388. Robert Southey to Charles Watkin Williams Wynn, 13 March 1799
388. Robert Southey to Charles Watkin Williams Wynn, 13 March 1799 *
March 13. 99.
My dear Wynn
I was heartily rejoiced at your Uncles & Brothers escape.  it never occurred to me till your letter arrived that you might be mistaken for your brother. − of Ediths brother we have no account − & I have little hope. − he was bound from Porto to Dublin & off both coasts many vessels have been wrecked.

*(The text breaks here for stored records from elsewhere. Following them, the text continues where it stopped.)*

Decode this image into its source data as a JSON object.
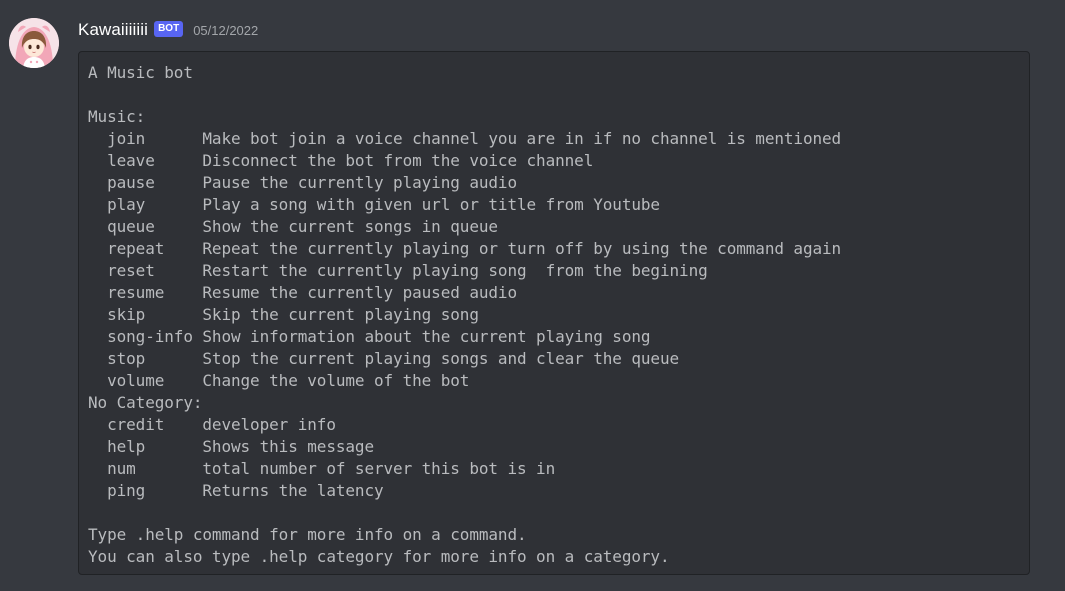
{
  "message": {
    "author": {
      "username": "Kawaiiiiiii",
      "bot_badge": "BOT",
      "avatar_icon": "anime-girl-avatar"
    },
    "timestamp": "05/12/2022",
    "code_lines": [
      "A Music bot",
      "",
      "Music:",
      "  join      Make bot join a voice channel you are in if no channel is mentioned",
      "  leave     Disconnect the bot from the voice channel",
      "  pause     Pause the currently playing audio",
      "  play      Play a song with given url or title from Youtube",
      "  queue     Show the current songs in queue",
      "  repeat    Repeat the currently playing or turn off by using the command again",
      "  reset     Restart the currently playing song  from the begining",
      "  resume    Resume the currently paused audio",
      "  skip      Skip the current playing song",
      "  song-info Show information about the current playing song",
      "  stop      Stop the current playing songs and clear the queue",
      "  volume    Change the volume of the bot",
      "No Category:",
      "  credit    developer info",
      "  help      Shows this message",
      "  num       total number of server this bot is in",
      "  ping      Returns the latency",
      "",
      "Type .help command for more info on a command.",
      "You can also type .help category for more info on a category."
    ]
  },
  "colors": {
    "background": "#36393f",
    "codeblock_bg": "#2f3136",
    "bot_badge": "#5865f2",
    "code_text": "#b9bbbe"
  }
}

What a life is a Sailors!
I congratulate you on vacating Old Sarum  for a more respectable seat − & the pauper  also is to be congratulated − as I suppose he will cram another thirty pounds for your successor.
As you are in Wales I have not sent my Poems  to London for you. would you have them sent by way of Shrewsbury with the same directions as this Letter?
In the summer I must go [MS torn] to the sea & should on all accounts prefer the coast of N[MS torn] the distance, for which reason I think rather of [MS torn] become a very weather-cock & feel these easte[MS torn] sickly vegetable. I wish the coast of Arion  & [MS torn] heights were nearer. mountain exercise & sea [MS torn] brace me again − but at present I sadly want bracing.
The first act of Queen Mary  puzzles me. I have the beginning − but the succeeding scenes do not occur to please me.
Pray have you seen in the Courier a song for the Prince of Wales Catch Club by Robert Southey Esq.!  there may be a maker of songs undoubtedly by that name, but I wish he would contrive to distinguish himself from me, who am not a maker of songs.
What think you of St Januarias adopting the new principles.  do you think the Archbishops have not figured very respectably in this age of revolution.
We are growling at the Income Bill. it is better than the triple assessment − but framed with almost inconceivable absurdity.  if you & I could but change eyes how differently would the prospect [MS torn] alike to both. the farmers like the bill for it does not fall [MS torn]mmercial men growl the most, & those who on [MS torn]ectably . it is particularly hard on those who from [MS torn]y be saving something for a family. what will be [MS torn]ures? there is need to fast & pray for a few [MS torn] illumination to keep the people in good humour.
God bless you −
 Wynn’s older brother, Sir Watkin Williams Wynn (1772–1840; DNB), and uncle, Thomas Grenville (1755–1846), had survived the shipwreck of the Proserpine off Heligoland on 31 January 1799. BACK
 Wynn had been returned unopposed as MP for Montgomeryshire on 14 March 1799. He had previously represented the notorious rotten borough of Old Sarum. BACK
 In his ‘Inscription. For a Monument at Old Sarum’, Morning Post, 1 May 1799, Southey claimed that the town only contained one old pauper, who had the right to return two MPs. In fact, Old Sarum had no inhabitants at all and the handful of electors were all non-resident. BACK
 Arion was a legendary Greek musician saved by dolphins when he jumped into the sea to avoid being murdered by his ship’s crew. Southey could, therefore, be referring to the coast of western Greece, the site of the story. BACK
 Southey’s proposed tragedy, set during the reign of Mary I (1516–1558; reigned 1553–1558; DNB). See Common-Place Book, ed. John Wood Warter, 4 series (London, 1849–1850), IV, pp. 190–192. BACK
 ‘On a Golden Cup, with Embossed Figures, Dedicated to the God of Mirth by the Harmonic Club’, Courier, 11 March 1799. BACK
 The reference is obscure. St Januarius (d. c. 305?), Bishop of Benevento and martyr, was the patron saint of Naples, which had become a French client-republic in January 1799. A popular conservative uprising followed, directed by Cardinal Fabrizio Ruffo (1744–1827). Southey may be referring to these events. BACK